50 Years of DARPA: 5 Good Inventions, 5 Lousy Ones

To commemorate the golden jubilee of America's Defense Advance Research Projects Agency—formed these 50 years ago in response to a little traveler called Sputnik—New Scientist has come up with a short list of 10 DARPA inventions: five that changed the world, and five that fell flat:

Five Big Wins

The internet - You know, ARPANET, or a communications network that heals thyself. The whole porn-music-movie triangle trade was not in the original blueprint.

GPS - The idea that satellites up there could tell us where we are down here is as old as Sputnik, and DARPA had an attempt or two before getting it right with GPS. Again, not originally purposed for civilians and their "points of interest"—more about targeting ballistic warheads, but you know, potato, po-tah-to.

Speech translation - Soldiers in Iraq use handheld machine translators to aid in communication with some degree of success, meaning it's only a matter of time before some German tourists ask you to speak into the microphone.

Stealth planes - Stealth airplane technology was so sneaky it even snuck up on Air Force top brass, who were apparently shocked to learn about the prototype for the original F-117.

Gallium arsenide - Yep, some DARPA egghead discovered you can do more with arsenic than poison KGB triple-agents. It's now found in all kinds of everyday electronics. That may not last, though, because environmentally speaking it's still some pretty nasty stuff.

Five That Didn't Quite Make It

Hafnium bombs - DARPA put $7 million into researching a bomb with massive initial devastation but no radioactive fallout, but alas, it didn't ever work. Apparently if you want the good, you gotta take the bad.

The mechanical elephant - Hannibal would have been proud of this one: During the Vietnam War, some dudes at DARPA wanted to take terrain-friendly robot elephants into the jungle. Even DARPA's director was embarrassed.

Telepathic spies - People who claimed psychic powers were on the receiving end of a lot of government funding in the 1970s. Even though the project was a failure, getting rich by pretending to be psychic does seem to suggest a kind of sixth sense.

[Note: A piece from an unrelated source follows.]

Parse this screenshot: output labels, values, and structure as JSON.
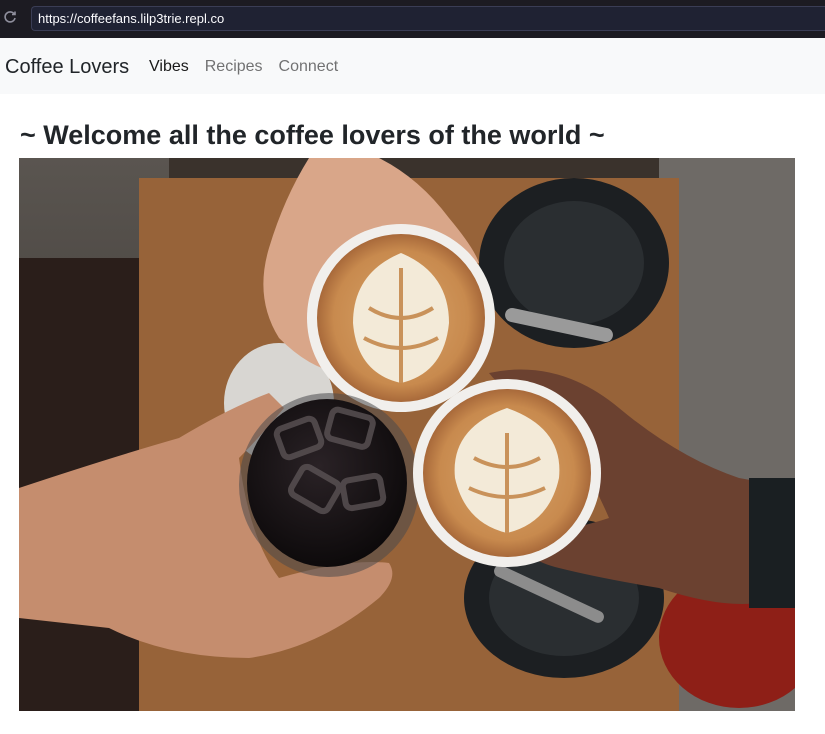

FutureMap - Apparently a bunch of Dick Cheney's friends betting on terror targets was considered grotesque by some people. I've still got $30K riding on Dubuque.

Project Orion - This is a nerd favorite: it's the spaceship powered by atomic-bomb turds. I think everyone was sad to see that one go.

Check out the New Scientist story for the real deal behind these 10 projects, and a look at some crazy projects that might make the list in the next 50 years. [New Scientist]